Haggard acknowledges that he masturbated to gay and straight porn, but remains ambiguous about his alleged sexual relationship with a male prostitute. So is he bisexual? Well, that’s the million dollar question. It’s hard to know what to believe about Haggard. Is he like a man on the DL who describes himself as bisexual as a cover or lack of self-awareness? What is his definition of a bisexual?
As the Haggard story continues to be discussed, journalists should consider taking a look at the BWA media guide put out by the Bi Writers Association. It has a good discussion of what bisexuality is and some interesting case studies (Larry Craig and Tila Tequila) on how the media deals with the issue of sexual identity.
In the end, Haggard is an enigma and something of a chameleon. I’m not sure whether I would describe him as bisexual or gay or straight if I was forced to pin it down in an article. What we know is what he says: he has sexual attractions to men and women, has sought sexual gratification from both gay and straight porn, and that he is suppressing certain urges because he loves his wife and wants a certain life. Does that make him bisexual?

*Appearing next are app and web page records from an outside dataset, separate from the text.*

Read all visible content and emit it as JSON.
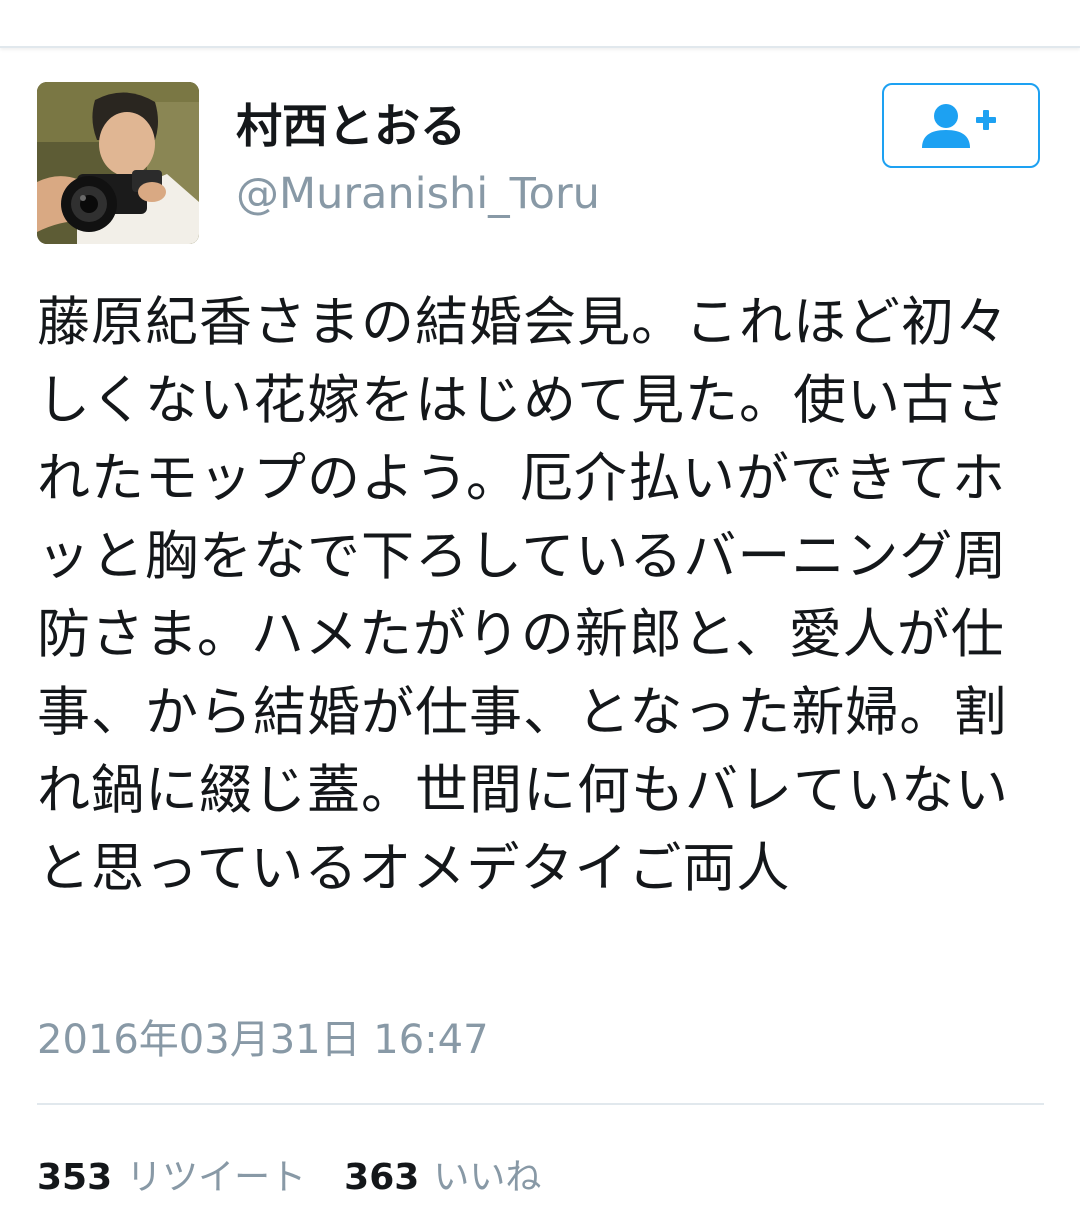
{
  "user": {
    "display_name": "村西とおる",
    "handle": "@Muranishi_Toru",
    "avatar_icon": "user-photo-avatar",
    "follow_icon": "add-user-icon"
  },
  "tweet": {
    "text": "藤原紀香さまの結婚会見。これほど初々しくない花嫁をはじめて見た。使い古されたモップのよう。厄介払いができてホッと胸をなで下ろしているバーニング周防さま。ハメたがりの新郎と、愛人が仕事、から結婚が仕事、となった新婦。割れ鍋に綴じ蓋。世間に何もバレていないと思っているオメデタイご両人",
    "timestamp": "2016年03月31日 16:47"
  },
  "stats": {
    "retweets_count": "353",
    "retweets_label": "リツイート",
    "likes_count": "363",
    "likes_label": "いいね"
  },
  "colors": {
    "accent": "#1da1f2",
    "secondary_text": "#8899a6",
    "divider": "#e1e8ed"
  }
}
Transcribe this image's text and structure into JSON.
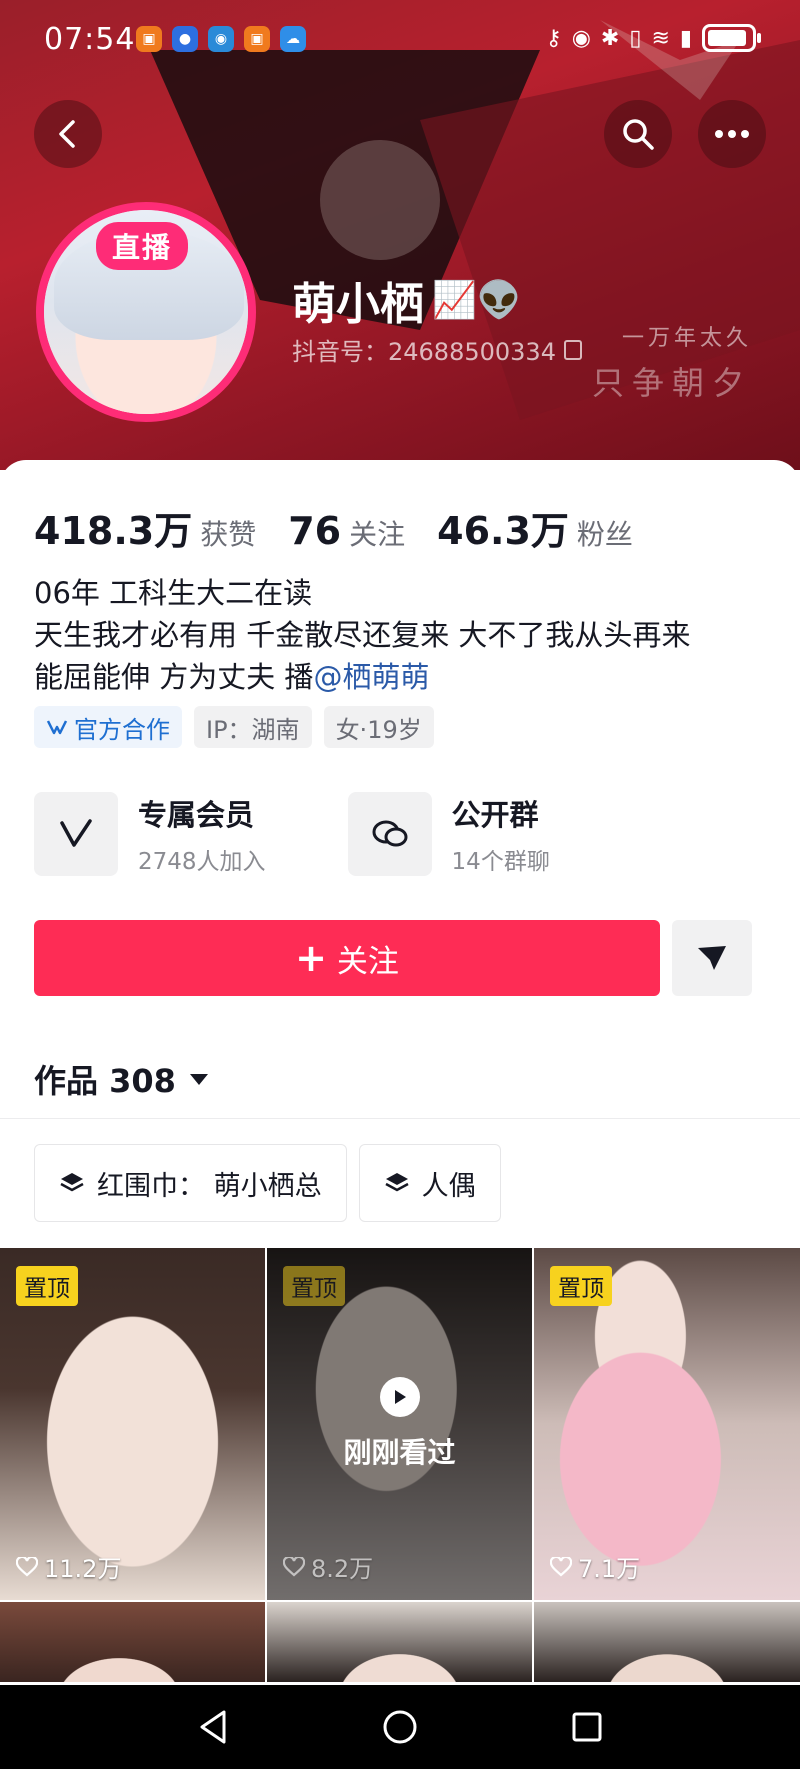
{
  "status_bar": {
    "time": "07:54"
  },
  "header": {
    "live_badge": "直播",
    "name": "萌小栖",
    "name_emoji": "📈👽",
    "douyin_id": "抖音号：24688500334",
    "motto_line1": "一万年太久",
    "motto_line2": "只争朝夕"
  },
  "stats": [
    {
      "value": "418.3万",
      "label": "获赞"
    },
    {
      "value": "76",
      "label": "关注"
    },
    {
      "value": "46.3万",
      "label": "粉丝"
    }
  ],
  "bio": {
    "line1": "06年  工科生大二在读",
    "line2": "天生我才必有用 千金散尽还复来 大不了我从头再来",
    "line3_prefix": "能屈能伸 方为丈夫   播",
    "line3_mention": "@栖萌萌"
  },
  "tags": {
    "official": "官方合作",
    "ip": "IP：湖南",
    "gender_age": "女·19岁"
  },
  "features": [
    {
      "title": "专属会员",
      "sub": "2748人加入",
      "icon": "v-icon"
    },
    {
      "title": "公开群",
      "sub": "14个群聊",
      "icon": "chat-icon"
    }
  ],
  "actions": {
    "follow_label": "关注",
    "follow_symbol": "+"
  },
  "works": {
    "label": "作品 308"
  },
  "collections": [
    {
      "label": "红围巾： 萌小栖总"
    },
    {
      "label": "人偶"
    }
  ],
  "videos": [
    {
      "pinned_label": "置顶",
      "likes": "11.2万",
      "bg": "#e8dcd3"
    },
    {
      "pinned_label": "置顶",
      "likes": "8.2万",
      "watched_label": "刚刚看过",
      "bg": "#cfc8c6"
    },
    {
      "pinned_label": "置顶",
      "likes": "7.1万",
      "bg": "#e9d3d6"
    },
    {
      "bg": "#7a4a3c"
    },
    {
      "bg": "#dad3cd"
    },
    {
      "bg": "#c9c2bd"
    }
  ],
  "colors": {
    "accent": "#fe2c55",
    "live": "#fe2c77",
    "pin": "#f7d21e",
    "banner": "#b8202e"
  }
}
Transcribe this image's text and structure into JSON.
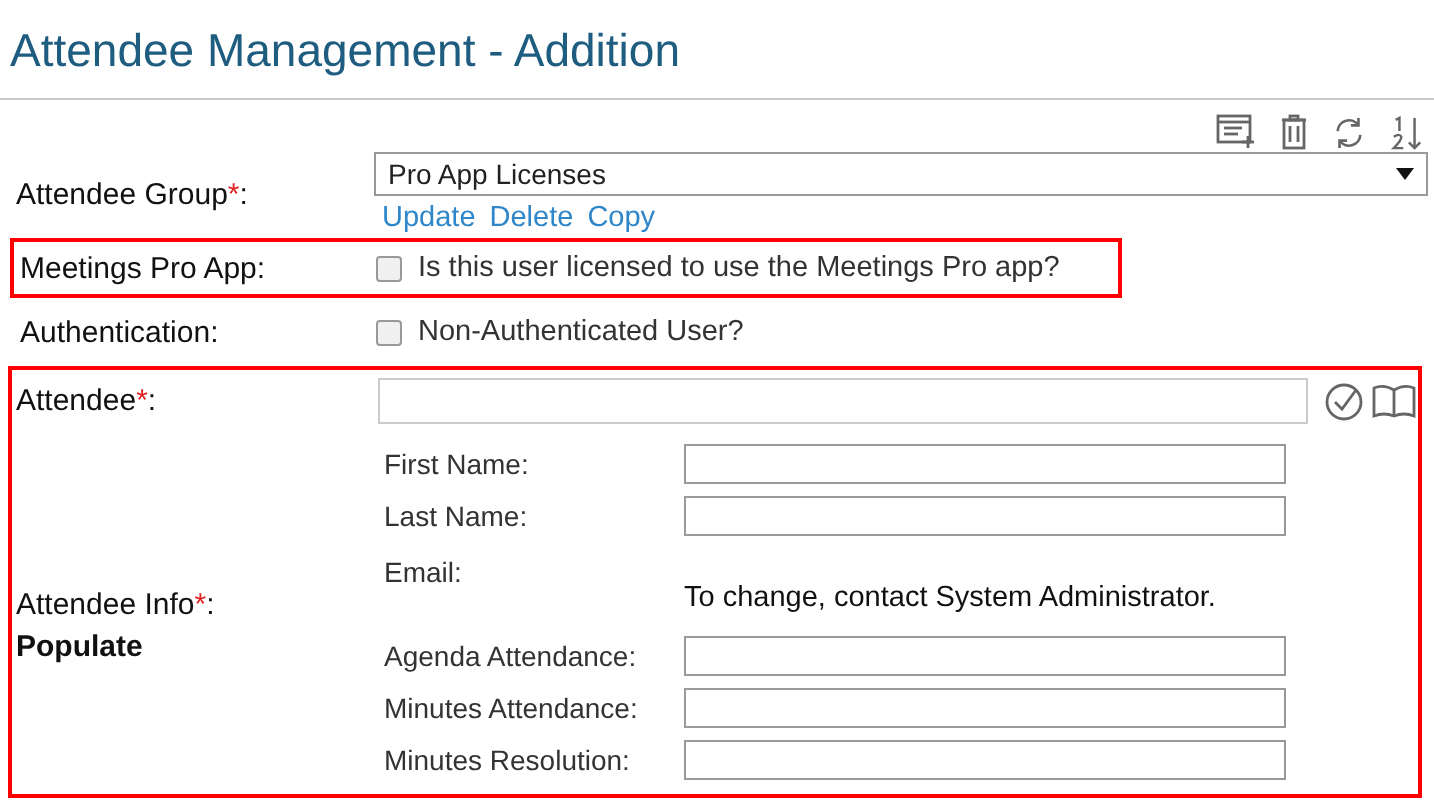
{
  "title": "Attendee Management - Addition",
  "group": {
    "label": "Attendee Group",
    "required_mark": "*",
    "colon": ":",
    "value": "Pro App Licenses",
    "links": [
      "Update",
      "Delete",
      "Copy"
    ]
  },
  "options": [
    {
      "label": "Meetings Pro App:",
      "text": "Is this user licensed to use the Meetings Pro app?",
      "checked": false,
      "highlighted": true
    },
    {
      "label": "Authentication:",
      "text": "Non-Authenticated User?",
      "checked": false,
      "highlighted": false
    }
  ],
  "attendee_section": {
    "highlighted": true,
    "attendee": {
      "label": "Attendee",
      "required_mark": "*",
      "colon": ":"
    },
    "info": {
      "label": "Attendee Info",
      "required_mark": "*",
      "colon": ":",
      "sub": "Populate"
    },
    "fields": [
      {
        "kind": "input",
        "label": "First Name:"
      },
      {
        "kind": "input",
        "label": "Last Name:"
      },
      {
        "kind": "note",
        "label": "Email:",
        "note": "To change, contact System Administrator."
      },
      {
        "kind": "input",
        "label": "Agenda Attendance:"
      },
      {
        "kind": "input",
        "label": "Minutes Attendance:"
      },
      {
        "kind": "input",
        "label": "Minutes Resolution:"
      }
    ]
  }
}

Filed under: Michael R. Triplett | Tagged: bisexual | 3 Comments »